### Information provided

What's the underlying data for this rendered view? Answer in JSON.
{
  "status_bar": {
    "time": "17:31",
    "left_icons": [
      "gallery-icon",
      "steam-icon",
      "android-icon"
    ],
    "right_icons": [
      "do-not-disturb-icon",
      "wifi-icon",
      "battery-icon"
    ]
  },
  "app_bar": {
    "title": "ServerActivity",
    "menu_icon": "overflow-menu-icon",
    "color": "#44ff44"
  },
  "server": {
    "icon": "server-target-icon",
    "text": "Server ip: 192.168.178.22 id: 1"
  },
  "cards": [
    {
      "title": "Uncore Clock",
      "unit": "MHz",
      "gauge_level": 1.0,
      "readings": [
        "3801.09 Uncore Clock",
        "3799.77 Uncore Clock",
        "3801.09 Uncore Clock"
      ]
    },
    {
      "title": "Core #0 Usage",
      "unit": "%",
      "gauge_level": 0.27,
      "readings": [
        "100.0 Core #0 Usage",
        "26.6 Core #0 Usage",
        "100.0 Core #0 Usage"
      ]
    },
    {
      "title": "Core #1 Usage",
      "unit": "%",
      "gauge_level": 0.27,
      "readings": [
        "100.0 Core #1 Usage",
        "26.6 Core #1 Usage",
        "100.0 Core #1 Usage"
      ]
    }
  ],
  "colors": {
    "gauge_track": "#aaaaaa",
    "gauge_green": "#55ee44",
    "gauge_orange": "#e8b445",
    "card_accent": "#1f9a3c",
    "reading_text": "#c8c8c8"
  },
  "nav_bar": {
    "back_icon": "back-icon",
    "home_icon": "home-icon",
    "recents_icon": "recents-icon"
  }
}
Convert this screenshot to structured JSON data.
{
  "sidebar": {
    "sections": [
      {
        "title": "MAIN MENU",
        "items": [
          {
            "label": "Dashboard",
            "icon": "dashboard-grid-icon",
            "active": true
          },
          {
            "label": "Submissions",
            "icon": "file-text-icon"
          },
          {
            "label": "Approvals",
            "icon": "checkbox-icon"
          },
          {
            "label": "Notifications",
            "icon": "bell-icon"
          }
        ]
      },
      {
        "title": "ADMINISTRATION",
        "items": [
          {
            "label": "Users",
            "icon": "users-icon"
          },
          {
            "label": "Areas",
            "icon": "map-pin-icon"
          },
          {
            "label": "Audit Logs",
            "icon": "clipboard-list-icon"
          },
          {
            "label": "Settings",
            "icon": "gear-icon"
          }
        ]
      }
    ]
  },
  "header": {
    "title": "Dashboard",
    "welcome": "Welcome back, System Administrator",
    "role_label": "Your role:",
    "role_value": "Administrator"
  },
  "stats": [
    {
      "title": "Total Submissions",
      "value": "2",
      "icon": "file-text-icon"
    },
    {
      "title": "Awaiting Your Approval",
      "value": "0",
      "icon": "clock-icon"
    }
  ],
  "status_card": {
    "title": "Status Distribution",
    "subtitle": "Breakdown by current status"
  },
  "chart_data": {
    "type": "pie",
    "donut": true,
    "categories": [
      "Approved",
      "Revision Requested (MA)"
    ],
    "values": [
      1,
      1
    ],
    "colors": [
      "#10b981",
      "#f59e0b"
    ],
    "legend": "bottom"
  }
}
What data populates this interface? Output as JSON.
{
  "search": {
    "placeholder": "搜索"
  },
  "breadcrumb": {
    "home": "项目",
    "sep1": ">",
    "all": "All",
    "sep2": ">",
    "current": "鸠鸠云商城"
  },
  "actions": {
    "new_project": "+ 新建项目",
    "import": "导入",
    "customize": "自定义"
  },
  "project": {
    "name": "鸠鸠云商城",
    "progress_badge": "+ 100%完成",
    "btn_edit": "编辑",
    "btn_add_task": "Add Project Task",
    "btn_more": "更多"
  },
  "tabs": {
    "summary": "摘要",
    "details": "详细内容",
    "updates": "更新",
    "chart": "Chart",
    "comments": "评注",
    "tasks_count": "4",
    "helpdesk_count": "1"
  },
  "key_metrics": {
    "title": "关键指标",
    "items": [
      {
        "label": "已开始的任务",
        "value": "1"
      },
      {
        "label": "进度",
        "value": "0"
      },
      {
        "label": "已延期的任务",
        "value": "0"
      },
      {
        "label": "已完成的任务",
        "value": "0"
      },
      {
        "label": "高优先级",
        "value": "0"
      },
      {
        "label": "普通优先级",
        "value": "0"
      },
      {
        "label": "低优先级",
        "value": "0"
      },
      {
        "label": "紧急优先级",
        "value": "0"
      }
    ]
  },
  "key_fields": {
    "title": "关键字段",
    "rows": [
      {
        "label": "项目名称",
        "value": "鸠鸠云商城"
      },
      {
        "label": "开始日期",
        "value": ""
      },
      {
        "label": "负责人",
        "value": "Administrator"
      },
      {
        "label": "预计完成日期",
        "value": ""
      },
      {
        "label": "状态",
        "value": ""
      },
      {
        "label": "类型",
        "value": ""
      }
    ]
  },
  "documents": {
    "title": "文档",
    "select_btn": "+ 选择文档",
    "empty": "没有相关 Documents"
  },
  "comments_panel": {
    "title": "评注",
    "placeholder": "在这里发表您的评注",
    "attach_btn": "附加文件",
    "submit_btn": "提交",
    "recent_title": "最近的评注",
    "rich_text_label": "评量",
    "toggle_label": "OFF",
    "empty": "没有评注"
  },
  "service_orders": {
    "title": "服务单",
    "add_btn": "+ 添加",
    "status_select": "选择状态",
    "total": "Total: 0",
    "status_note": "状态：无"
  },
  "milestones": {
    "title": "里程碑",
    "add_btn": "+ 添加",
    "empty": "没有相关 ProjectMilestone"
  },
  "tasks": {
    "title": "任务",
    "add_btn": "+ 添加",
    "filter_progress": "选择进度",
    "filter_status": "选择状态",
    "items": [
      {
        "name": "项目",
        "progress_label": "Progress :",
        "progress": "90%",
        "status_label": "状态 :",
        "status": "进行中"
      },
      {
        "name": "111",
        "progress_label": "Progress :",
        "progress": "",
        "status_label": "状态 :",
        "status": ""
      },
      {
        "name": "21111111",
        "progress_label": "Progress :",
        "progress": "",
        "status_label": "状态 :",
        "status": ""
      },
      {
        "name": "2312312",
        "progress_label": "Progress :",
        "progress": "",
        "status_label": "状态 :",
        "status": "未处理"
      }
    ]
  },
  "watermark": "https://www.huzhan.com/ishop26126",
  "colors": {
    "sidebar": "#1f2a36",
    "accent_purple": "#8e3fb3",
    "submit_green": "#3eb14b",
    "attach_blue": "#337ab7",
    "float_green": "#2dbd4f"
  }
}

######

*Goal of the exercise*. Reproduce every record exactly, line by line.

*Task result*.
What's the underlying data for this rendered view? Answer in JSON.
{
  "status_bar": {
    "time": "17:31",
    "left_icons": [
      "gallery-icon",
      "steam-icon",
      "android-icon"
    ],
    "right_icons": [
      "do-not-disturb-icon",
      "wifi-icon",
      "battery-icon"
    ]
  },
  "app_bar": {
    "title": "ServerActivity",
    "menu_icon": "overflow-menu-icon",
    "color": "#44ff44"
  },
  "server": {
    "icon": "server-target-icon",
    "text": "Server ip: 192.168.178.22 id: 1"
  },
  "cards": [
    {
      "title": "Uncore Clock",
      "unit": "MHz",
      "gauge_level": 1.0,
      "readings": [
        "3801.09 Uncore Clock",
        "3799.77 Uncore Clock",
        "3801.09 Uncore Clock"
      ]
    },
    {
      "title": "Core #0 Usage",
      "unit": "%",
      "gauge_level": 0.27,
      "readings": [
        "100.0 Core #0 Usage",
        "26.6 Core #0 Usage",
        "100.0 Core #0 Usage"
      ]
    },
    {
      "title": "Core #1 Usage",
      "unit": "%",
      "gauge_level": 0.27,
      "readings": [
        "100.0 Core #1 Usage",
        "26.6 Core #1 Usage",
        "100.0 Core #1 Usage"
      ]
    }
  ],
  "colors": {
    "gauge_track": "#aaaaaa",
    "gauge_green": "#55ee44",
    "gauge_orange": "#e8b445",
    "card_accent": "#1f9a3c",
    "reading_text": "#c8c8c8"
  },
  "nav_bar": {
    "back_icon": "back-icon",
    "home_icon": "home-icon",
    "recents_icon": "recents-icon"
  }
}
Convert this screenshot to structured JSON data.
{
  "sidebar": {
    "sections": [
      {
        "title": "MAIN MENU",
        "items": [
          {
            "label": "Dashboard",
            "icon": "dashboard-grid-icon",
            "active": true
          },
          {
            "label": "Submissions",
            "icon": "file-text-icon"
          },
          {
            "label": "Approvals",
            "icon": "checkbox-icon"
          },
          {
            "label": "Notifications",
            "icon": "bell-icon"
          }
        ]
      },
      {
        "title": "ADMINISTRATION",
        "items": [
          {
            "label": "Users",
            "icon": "users-icon"
          },
          {
            "label": "Areas",
            "icon": "map-pin-icon"
          },
          {
            "label": "Audit Logs",
            "icon": "clipboard-list-icon"
          },
          {
            "label": "Settings",
            "icon": "gear-icon"
          }
        ]
      }
    ]
  },
  "header": {
    "title": "Dashboard",
    "welcome": "Welcome back, System Administrator",
    "role_label": "Your role:",
    "role_value": "Administrator"
  },
  "stats": [
    {
      "title": "Total Submissions",
      "value": "2",
      "icon": "file-text-icon"
    },
    {
      "title": "Awaiting Your Approval",
      "value": "0",
      "icon": "clock-icon"
    }
  ],
  "status_card": {
    "title": "Status Distribution",
    "subtitle": "Breakdown by current status"
  },
  "chart_data": {
    "type": "pie",
    "donut": true,
    "categories": [
      "Approved",
      "Revision Requested (MA)"
    ],
    "values": [
      1,
      1
    ],
    "colors": [
      "#10b981",
      "#f59e0b"
    ],
    "legend": "bottom"
  }
}
What data populates this interface? Output as JSON.
{
  "search": {
    "placeholder": "搜索"
  },
  "breadcrumb": {
    "home": "项目",
    "sep1": ">",
    "all": "All",
    "sep2": ">",
    "current": "鸠鸠云商城"
  },
  "actions": {
    "new_project": "+ 新建项目",
    "import": "导入",
    "customize": "自定义"
  },
  "project": {
    "name": "鸠鸠云商城",
    "progress_badge": "+ 100%完成",
    "btn_edit": "编辑",
    "btn_add_task": "Add Project Task",
    "btn_more": "更多"
  },
  "tabs": {
    "summary": "摘要",
    "details": "详细内容",
    "updates": "更新",
    "chart": "Chart",
    "comments": "评注",
    "tasks_count": "4",
    "helpdesk_count": "1"
  },
  "key_metrics": {
    "title": "关键指标",
    "items": [
      {
        "label": "已开始的任务",
        "value": "1"
      },
      {
        "label": "进度",
        "value": "0"
      },
      {
        "label": "已延期的任务",
        "value": "0"
      },
      {
        "label": "已完成的任务",
        "value": "0"
      },
      {
        "label": "高优先级",
        "value": "0"
      },
      {
        "label": "普通优先级",
        "value": "0"
      },
      {
        "label": "低优先级",
        "value": "0"
      },
      {
        "label": "紧急优先级",
        "value": "0"
      }
    ]
  },
  "key_fields": {
    "title": "关键字段",
    "rows": [
      {
        "label": "项目名称",
        "value": "鸠鸠云商城"
      },
      {
        "label": "开始日期",
        "value": ""
      },
      {
        "label": "负责人",
        "value": "Administrator"
      },
      {
        "label": "预计完成日期",
        "value": ""
      },
      {
        "label": "状态",
        "value": ""
      },
      {
        "label": "类型",
        "value": ""
      }
    ]
  },
  "documents": {
    "title": "文档",
    "select_btn": "+ 选择文档",
    "empty": "没有相关 Documents"
  },
  "comments_panel": {
    "title": "评注",
    "placeholder": "在这里发表您的评注",
    "attach_btn": "附加文件",
    "submit_btn": "提交",
    "recent_title": "最近的评注",
    "rich_text_label": "评量",
    "toggle_label": "OFF",
    "empty": "没有评注"
  },
  "service_orders": {
    "title": "服务单",
    "add_btn": "+ 添加",
    "status_select": "选择状态",
    "total": "Total: 0",
    "status_note": "状态：无"
  },
  "milestones": {
    "title": "里程碑",
    "add_btn": "+ 添加",
    "empty": "没有相关 ProjectMilestone"
  },
  "tasks": {
    "title": "任务",
    "add_btn": "+ 添加",
    "filter_progress": "选择进度",
    "filter_status": "选择状态",
    "items": [
      {
        "name": "项目",
        "progress_label": "Progress :",
        "progress": "90%",
        "status_label": "状态 :",
        "status": "进行中"
      },
      {
        "name": "111",
        "progress_label": "Progress :",
        "progress": "",
        "status_label": "状态 :",
        "status": ""
      },
      {
        "name": "21111111",
        "progress_label": "Progress :",
        "progress": "",
        "status_label": "状态 :",
        "status": ""
      },
      {
        "name": "2312312",
        "progress_label": "Progress :",
        "progress": "",
        "status_label": "状态 :",
        "status": "未处理"
      }
    ]
  },
  "watermark": "https://www.huzhan.com/ishop26126",
  "colors": {
    "sidebar": "#1f2a36",
    "accent_purple": "#8e3fb3",
    "submit_green": "#3eb14b",
    "attach_blue": "#337ab7",
    "float_green": "#2dbd4f"
  }
}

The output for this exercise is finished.